- YOUR OBJECTIVE: For the entries below, state how many lines contain the string "selection". Add nothing else.

- INFORMATION SHOWN:
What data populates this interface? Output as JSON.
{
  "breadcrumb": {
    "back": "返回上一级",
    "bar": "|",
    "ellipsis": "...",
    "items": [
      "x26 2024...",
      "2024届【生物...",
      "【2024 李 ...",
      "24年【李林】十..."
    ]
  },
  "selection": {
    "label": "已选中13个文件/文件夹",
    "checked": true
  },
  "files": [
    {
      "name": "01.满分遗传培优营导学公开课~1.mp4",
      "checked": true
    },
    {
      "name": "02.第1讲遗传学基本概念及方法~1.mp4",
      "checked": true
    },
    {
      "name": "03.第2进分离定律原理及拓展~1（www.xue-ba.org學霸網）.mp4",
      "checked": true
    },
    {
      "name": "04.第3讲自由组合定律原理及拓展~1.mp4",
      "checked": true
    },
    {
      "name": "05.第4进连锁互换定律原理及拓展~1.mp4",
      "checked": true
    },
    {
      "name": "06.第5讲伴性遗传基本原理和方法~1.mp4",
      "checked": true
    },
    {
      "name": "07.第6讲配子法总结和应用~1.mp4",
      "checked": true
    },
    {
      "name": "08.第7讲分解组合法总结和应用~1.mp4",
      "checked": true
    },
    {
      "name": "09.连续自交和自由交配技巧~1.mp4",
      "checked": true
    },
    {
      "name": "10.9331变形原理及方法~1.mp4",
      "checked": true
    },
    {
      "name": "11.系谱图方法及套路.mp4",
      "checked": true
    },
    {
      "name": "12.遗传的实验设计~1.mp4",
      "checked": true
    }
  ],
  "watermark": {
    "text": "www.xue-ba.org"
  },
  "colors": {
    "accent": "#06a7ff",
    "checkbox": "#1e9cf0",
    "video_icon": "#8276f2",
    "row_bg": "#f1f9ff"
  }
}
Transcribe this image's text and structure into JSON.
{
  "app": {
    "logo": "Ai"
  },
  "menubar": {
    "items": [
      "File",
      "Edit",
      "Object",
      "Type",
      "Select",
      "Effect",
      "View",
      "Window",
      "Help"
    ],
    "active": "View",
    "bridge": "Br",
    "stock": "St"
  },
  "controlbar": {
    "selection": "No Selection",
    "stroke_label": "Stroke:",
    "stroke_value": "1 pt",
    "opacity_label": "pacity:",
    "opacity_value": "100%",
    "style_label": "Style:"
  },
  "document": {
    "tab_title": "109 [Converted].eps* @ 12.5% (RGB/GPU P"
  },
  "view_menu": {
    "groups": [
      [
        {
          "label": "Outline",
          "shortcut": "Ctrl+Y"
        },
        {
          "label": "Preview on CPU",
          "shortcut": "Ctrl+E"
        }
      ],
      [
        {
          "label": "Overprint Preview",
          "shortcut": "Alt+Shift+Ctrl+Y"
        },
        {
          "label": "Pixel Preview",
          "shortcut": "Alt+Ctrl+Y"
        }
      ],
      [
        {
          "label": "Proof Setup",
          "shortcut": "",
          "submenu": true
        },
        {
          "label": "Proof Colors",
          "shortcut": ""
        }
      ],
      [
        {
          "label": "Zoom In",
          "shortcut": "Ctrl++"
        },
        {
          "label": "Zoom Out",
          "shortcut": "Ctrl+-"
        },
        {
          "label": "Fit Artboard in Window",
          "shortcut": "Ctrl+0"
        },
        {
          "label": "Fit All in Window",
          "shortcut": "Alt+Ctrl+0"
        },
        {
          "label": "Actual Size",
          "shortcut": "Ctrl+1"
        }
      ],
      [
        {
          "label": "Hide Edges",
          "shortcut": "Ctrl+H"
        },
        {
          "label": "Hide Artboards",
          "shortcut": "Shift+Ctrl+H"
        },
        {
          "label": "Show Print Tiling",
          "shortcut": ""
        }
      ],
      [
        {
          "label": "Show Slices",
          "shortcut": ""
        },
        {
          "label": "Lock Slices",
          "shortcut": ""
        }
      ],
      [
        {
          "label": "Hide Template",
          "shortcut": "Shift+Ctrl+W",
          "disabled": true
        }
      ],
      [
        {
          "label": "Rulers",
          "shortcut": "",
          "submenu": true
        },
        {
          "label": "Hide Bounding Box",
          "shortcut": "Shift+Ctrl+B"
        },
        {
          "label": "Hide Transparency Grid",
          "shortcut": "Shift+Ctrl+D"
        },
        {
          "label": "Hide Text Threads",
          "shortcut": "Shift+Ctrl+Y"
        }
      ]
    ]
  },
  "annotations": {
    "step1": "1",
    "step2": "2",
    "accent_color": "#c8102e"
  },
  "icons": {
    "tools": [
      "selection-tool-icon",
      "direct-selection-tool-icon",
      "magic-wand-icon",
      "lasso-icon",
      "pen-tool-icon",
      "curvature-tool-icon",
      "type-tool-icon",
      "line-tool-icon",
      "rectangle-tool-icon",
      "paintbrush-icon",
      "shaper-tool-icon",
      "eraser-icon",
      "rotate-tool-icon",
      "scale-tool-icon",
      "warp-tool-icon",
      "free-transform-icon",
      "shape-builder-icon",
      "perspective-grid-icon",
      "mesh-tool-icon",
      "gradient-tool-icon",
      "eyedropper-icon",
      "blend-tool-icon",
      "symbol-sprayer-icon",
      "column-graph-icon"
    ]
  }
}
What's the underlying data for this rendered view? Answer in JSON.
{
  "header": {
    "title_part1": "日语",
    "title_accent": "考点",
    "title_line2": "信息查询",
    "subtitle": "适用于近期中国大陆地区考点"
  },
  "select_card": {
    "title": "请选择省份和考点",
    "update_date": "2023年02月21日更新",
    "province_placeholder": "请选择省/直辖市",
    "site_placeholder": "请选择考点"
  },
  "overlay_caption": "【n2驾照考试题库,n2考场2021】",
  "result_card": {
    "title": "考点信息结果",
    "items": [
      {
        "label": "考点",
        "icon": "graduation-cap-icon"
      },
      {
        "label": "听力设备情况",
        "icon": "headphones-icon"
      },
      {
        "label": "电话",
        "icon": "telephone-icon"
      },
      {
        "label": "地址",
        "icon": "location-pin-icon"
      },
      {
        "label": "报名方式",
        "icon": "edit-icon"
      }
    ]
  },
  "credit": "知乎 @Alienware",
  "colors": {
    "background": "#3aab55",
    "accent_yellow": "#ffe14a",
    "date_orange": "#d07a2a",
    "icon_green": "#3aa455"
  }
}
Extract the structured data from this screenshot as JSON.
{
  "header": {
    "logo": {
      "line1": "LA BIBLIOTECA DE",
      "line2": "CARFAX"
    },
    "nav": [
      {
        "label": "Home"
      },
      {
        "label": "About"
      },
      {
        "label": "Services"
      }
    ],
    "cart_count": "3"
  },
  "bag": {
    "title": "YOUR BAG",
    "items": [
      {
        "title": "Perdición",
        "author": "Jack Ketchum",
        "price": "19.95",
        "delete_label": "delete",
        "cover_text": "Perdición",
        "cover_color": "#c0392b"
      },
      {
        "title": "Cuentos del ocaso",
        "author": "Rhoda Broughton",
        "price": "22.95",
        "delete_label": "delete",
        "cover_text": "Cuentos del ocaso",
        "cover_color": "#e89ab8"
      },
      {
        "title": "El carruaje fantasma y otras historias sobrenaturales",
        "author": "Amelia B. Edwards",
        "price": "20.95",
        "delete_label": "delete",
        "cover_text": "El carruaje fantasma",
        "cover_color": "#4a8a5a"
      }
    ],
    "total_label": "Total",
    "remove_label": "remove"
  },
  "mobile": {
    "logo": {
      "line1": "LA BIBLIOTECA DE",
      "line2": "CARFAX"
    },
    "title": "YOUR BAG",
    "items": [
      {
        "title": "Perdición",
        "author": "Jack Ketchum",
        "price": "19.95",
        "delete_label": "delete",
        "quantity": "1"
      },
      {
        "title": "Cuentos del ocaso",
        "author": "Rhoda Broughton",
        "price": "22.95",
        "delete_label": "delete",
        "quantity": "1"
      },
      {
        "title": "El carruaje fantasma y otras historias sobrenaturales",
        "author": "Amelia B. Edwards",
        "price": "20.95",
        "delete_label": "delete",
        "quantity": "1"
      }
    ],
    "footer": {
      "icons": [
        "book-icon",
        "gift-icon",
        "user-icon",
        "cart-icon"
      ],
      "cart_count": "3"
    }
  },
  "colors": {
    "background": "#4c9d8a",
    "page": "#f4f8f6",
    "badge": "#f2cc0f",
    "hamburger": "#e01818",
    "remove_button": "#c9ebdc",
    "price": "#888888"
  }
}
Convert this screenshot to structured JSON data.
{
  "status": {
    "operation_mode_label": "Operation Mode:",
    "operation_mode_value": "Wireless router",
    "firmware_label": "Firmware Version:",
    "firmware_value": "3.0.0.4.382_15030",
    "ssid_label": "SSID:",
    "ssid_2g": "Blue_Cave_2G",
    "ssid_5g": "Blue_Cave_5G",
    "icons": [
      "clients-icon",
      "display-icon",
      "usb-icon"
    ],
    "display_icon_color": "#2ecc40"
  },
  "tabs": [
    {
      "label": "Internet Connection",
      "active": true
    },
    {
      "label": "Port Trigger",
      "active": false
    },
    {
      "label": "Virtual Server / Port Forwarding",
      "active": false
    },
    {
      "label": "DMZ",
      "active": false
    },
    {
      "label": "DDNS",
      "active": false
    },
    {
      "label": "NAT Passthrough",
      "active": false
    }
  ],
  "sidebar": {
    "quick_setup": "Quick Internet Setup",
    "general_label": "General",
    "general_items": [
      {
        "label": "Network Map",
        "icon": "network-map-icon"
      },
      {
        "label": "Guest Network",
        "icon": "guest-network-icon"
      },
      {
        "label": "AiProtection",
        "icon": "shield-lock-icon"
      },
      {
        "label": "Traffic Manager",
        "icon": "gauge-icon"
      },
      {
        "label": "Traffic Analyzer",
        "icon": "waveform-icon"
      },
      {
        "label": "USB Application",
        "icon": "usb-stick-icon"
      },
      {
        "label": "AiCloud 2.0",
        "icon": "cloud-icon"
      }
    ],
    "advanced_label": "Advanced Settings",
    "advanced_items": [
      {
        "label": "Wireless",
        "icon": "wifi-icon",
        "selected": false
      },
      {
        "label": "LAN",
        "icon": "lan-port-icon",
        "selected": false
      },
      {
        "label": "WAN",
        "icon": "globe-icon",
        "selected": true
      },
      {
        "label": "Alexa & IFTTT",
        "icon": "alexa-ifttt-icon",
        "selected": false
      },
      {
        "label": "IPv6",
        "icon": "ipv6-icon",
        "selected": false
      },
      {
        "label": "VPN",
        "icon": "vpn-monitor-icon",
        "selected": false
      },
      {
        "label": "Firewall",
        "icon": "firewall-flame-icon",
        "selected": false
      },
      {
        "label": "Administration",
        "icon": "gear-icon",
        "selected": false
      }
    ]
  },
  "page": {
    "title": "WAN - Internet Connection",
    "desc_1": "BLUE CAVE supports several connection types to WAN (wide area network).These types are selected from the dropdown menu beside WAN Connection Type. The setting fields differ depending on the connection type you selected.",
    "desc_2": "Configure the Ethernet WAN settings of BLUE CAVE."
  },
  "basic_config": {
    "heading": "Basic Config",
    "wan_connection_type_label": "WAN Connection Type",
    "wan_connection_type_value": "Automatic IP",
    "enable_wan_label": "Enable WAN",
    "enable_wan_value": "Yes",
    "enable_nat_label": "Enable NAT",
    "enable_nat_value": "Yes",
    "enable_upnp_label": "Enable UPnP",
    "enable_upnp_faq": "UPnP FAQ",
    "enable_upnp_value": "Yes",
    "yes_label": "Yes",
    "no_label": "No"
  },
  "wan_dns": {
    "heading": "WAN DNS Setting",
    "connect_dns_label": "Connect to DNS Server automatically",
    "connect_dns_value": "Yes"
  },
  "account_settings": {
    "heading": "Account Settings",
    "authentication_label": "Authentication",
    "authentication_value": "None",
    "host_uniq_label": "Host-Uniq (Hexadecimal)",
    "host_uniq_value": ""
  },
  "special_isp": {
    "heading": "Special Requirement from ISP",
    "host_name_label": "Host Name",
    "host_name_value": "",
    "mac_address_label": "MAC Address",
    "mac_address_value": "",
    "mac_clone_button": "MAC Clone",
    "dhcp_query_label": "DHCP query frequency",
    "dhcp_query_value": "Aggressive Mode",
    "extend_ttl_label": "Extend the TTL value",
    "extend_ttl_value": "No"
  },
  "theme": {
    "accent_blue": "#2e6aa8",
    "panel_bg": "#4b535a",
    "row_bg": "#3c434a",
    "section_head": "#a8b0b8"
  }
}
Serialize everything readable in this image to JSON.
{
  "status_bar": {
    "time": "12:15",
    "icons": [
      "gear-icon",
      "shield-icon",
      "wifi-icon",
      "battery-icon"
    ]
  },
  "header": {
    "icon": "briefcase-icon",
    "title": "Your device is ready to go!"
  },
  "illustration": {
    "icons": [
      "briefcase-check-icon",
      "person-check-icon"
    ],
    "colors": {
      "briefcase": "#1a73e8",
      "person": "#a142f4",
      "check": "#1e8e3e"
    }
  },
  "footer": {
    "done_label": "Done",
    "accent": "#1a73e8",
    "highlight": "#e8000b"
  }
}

- RESPONSE TO THE TASK: 4